WHAT THIS TASK INVOLVES: Print everything in the records exactly. Leave the pictures out.

※ ※ ※

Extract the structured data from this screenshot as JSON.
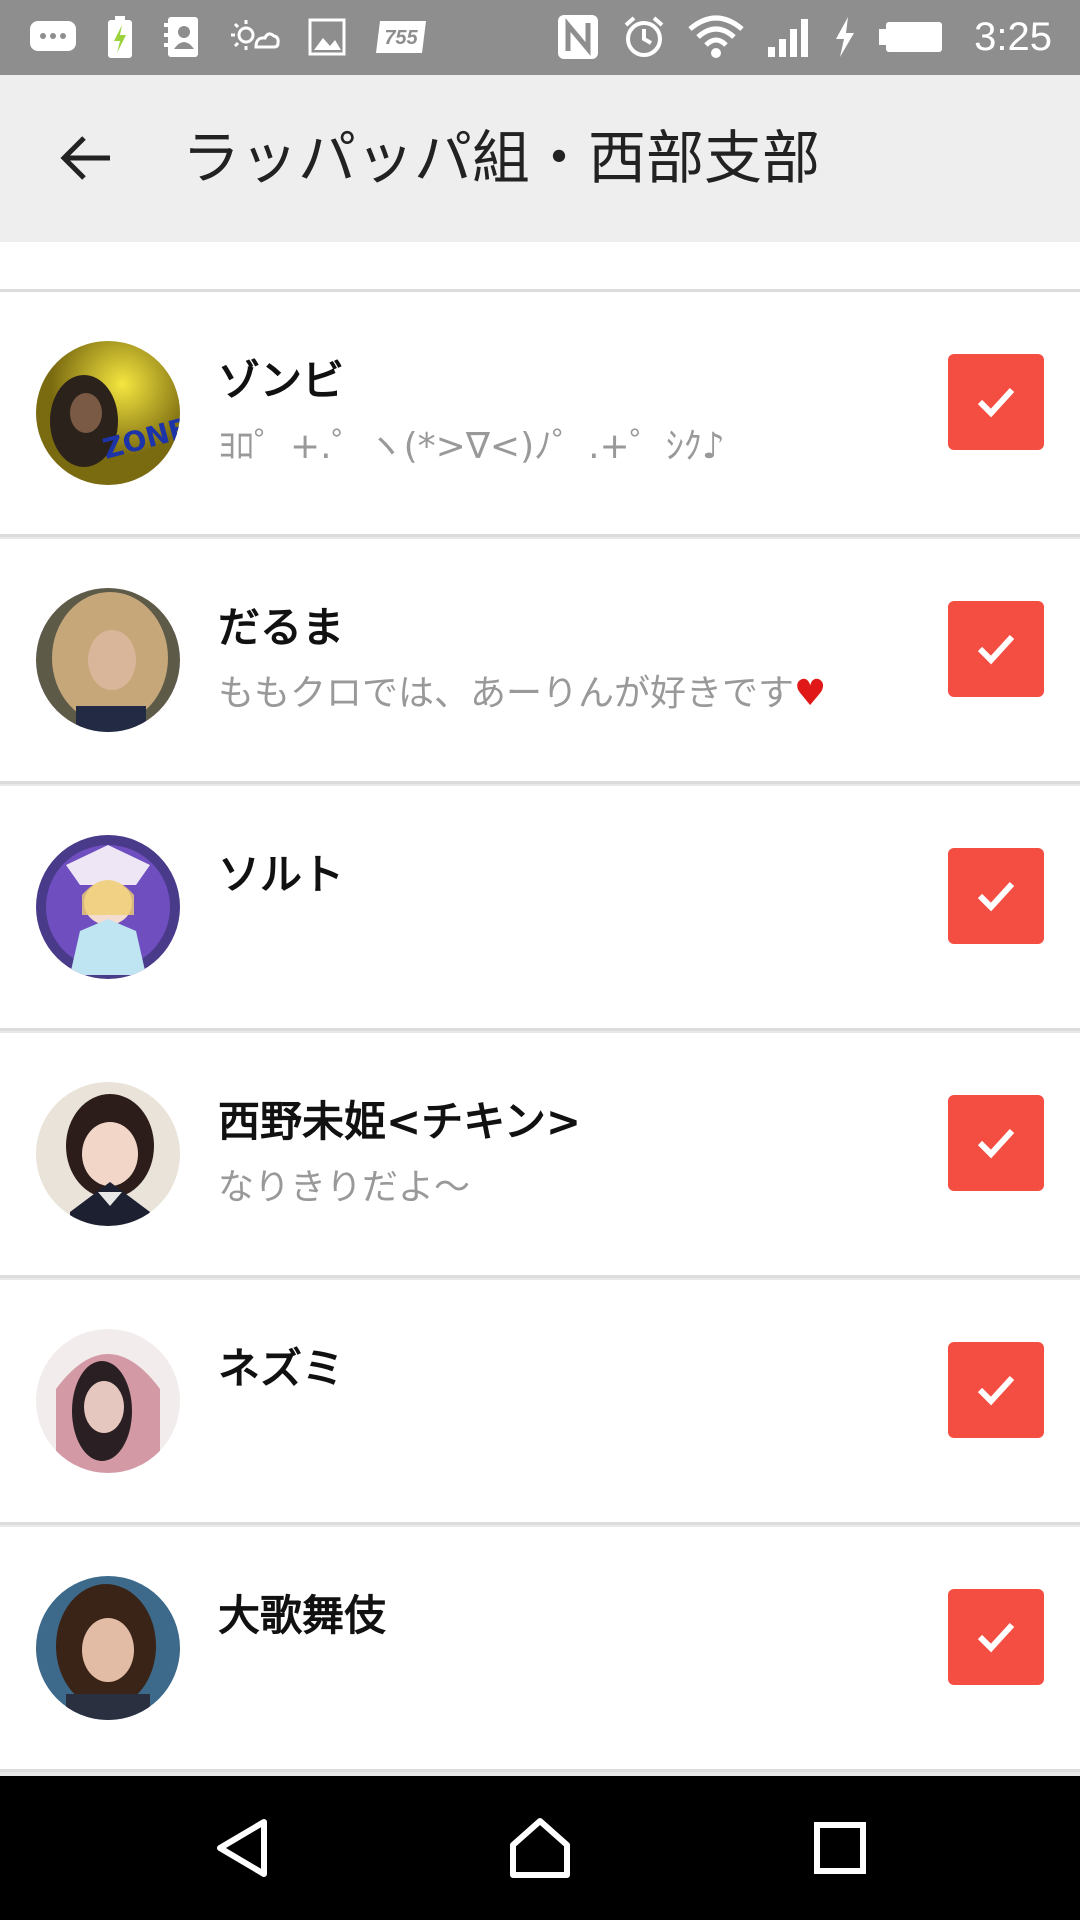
{
  "status_bar": {
    "time": "3:25",
    "left_icons": [
      "message-icon",
      "battery-saver-icon",
      "contacts-icon",
      "weather-icon",
      "image-icon",
      "app-badge-icon"
    ],
    "app_badge_text": "755",
    "right_icons": [
      "nfc-icon",
      "alarm-icon",
      "wifi-icon",
      "signal-icon",
      "charging-icon",
      "battery-icon"
    ]
  },
  "app_bar": {
    "title": "ラッパッパ組・西部支部",
    "back_icon": "arrow-left-icon"
  },
  "members": [
    {
      "name": "ゾンビ",
      "status": "ﾖﾛ゜+.゜ヽ(*>∇<)ﾉ゜.+゜ｼｸ♪",
      "checked": true,
      "avatar_color": "#c9b21a"
    },
    {
      "name": "だるま",
      "status": "ももクロでは、あーりんが好きです",
      "status_suffix": "♥",
      "checked": true,
      "avatar_color": "#9a7a4a"
    },
    {
      "name": "ソルト",
      "status": "",
      "checked": true,
      "avatar_color": "#6a4fb0"
    },
    {
      "name": "西野未姫<チキン>",
      "status": "なりきりだよ〜",
      "checked": true,
      "avatar_color": "#d9c7b8"
    },
    {
      "name": "ネズミ",
      "status": "",
      "checked": true,
      "avatar_color": "#c98a9a"
    },
    {
      "name": "大歌舞伎",
      "status": "",
      "checked": true,
      "avatar_color": "#4a6f8f"
    }
  ],
  "colors": {
    "accent": "#f44e42",
    "status_bar": "#8e8e8e",
    "app_bar": "#eeeeee",
    "nav_bar": "#000000"
  },
  "nav_bar": {
    "icons": [
      "back-triangle-icon",
      "home-icon",
      "recents-icon"
    ]
  }
}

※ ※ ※

ANSWER TO THIS EXERCISE:
Extract the structured data from this screenshot as JSON.
{
  "status_bar": {
    "time": "3:25",
    "left_icons": [
      "message-icon",
      "battery-saver-icon",
      "contacts-icon",
      "weather-icon",
      "image-icon",
      "app-badge-icon"
    ],
    "app_badge_text": "755",
    "right_icons": [
      "nfc-icon",
      "alarm-icon",
      "wifi-icon",
      "signal-icon",
      "charging-icon",
      "battery-icon"
    ]
  },
  "app_bar": {
    "title": "ラッパッパ組・西部支部",
    "back_icon": "arrow-left-icon"
  },
  "members": [
    {
      "name": "ゾンビ",
      "status": "ﾖﾛ゜+.゜ヽ(*>∇<)ﾉ゜.+゜ｼｸ♪",
      "checked": true,
      "avatar_color": "#c9b21a"
    },
    {
      "name": "だるま",
      "status": "ももクロでは、あーりんが好きです",
      "status_suffix": "♥",
      "checked": true,
      "avatar_color": "#9a7a4a"
    },
    {
      "name": "ソルト",
      "status": "",
      "checked": true,
      "avatar_color": "#6a4fb0"
    },
    {
      "name": "西野未姫<チキン>",
      "status": "なりきりだよ〜",
      "checked": true,
      "avatar_color": "#d9c7b8"
    },
    {
      "name": "ネズミ",
      "status": "",
      "checked": true,
      "avatar_color": "#c98a9a"
    },
    {
      "name": "大歌舞伎",
      "status": "",
      "checked": true,
      "avatar_color": "#4a6f8f"
    }
  ],
  "colors": {
    "accent": "#f44e42",
    "status_bar": "#8e8e8e",
    "app_bar": "#eeeeee",
    "nav_bar": "#000000"
  },
  "nav_bar": {
    "icons": [
      "back-triangle-icon",
      "home-icon",
      "recents-icon"
    ]
  }
}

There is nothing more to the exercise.